Exercise details:
Among the following entries, count the lines that contain "Cancel" and report only the result.

Data records:
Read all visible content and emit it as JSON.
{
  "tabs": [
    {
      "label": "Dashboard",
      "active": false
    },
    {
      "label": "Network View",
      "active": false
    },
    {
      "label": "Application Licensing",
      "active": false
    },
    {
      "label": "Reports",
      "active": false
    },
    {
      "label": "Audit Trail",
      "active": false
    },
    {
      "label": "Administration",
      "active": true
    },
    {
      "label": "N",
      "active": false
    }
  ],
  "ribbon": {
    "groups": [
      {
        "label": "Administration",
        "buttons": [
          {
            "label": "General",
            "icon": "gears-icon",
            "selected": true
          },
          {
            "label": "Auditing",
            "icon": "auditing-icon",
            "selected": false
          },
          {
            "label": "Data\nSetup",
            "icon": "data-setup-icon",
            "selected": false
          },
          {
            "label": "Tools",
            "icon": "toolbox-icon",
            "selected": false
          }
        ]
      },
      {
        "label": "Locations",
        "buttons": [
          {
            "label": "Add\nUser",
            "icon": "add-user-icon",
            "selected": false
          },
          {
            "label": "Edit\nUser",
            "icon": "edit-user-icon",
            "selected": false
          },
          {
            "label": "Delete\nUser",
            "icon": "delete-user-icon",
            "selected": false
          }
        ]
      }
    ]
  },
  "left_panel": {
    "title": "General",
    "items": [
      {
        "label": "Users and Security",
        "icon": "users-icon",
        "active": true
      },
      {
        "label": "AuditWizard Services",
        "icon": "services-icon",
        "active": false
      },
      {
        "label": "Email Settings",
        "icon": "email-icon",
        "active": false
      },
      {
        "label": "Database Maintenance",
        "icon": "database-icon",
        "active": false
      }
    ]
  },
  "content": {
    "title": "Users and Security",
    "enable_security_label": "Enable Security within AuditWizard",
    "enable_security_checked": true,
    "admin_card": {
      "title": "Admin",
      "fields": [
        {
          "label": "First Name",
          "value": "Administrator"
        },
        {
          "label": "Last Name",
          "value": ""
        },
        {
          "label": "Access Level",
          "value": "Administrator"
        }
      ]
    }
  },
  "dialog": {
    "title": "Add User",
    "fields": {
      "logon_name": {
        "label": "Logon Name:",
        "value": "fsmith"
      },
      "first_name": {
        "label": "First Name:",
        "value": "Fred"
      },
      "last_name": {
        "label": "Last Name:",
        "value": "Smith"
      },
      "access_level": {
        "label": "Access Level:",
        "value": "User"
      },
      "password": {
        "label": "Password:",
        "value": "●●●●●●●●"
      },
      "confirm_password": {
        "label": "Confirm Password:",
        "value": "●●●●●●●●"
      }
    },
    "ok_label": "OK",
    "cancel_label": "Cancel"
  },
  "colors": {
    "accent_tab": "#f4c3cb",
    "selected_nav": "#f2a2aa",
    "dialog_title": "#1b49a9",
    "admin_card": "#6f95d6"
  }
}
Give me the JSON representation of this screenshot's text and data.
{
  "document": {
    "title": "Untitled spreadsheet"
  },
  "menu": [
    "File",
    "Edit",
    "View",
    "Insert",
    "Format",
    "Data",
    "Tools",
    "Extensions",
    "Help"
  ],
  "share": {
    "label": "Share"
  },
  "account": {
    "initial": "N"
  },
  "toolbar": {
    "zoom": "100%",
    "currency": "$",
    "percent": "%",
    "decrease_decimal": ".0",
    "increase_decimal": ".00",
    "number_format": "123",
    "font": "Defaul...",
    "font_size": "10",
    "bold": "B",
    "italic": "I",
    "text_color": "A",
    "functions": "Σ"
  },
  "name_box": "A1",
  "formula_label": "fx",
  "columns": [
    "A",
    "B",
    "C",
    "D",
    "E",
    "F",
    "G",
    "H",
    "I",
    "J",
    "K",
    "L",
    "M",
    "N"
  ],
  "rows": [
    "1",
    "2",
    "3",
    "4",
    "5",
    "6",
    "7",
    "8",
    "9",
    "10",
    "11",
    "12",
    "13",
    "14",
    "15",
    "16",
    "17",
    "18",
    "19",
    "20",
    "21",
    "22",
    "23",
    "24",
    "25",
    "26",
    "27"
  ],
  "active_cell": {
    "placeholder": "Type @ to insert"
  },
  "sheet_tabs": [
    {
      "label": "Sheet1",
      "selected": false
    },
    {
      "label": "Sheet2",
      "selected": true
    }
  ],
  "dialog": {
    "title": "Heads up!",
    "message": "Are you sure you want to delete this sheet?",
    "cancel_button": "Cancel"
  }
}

Task output:
2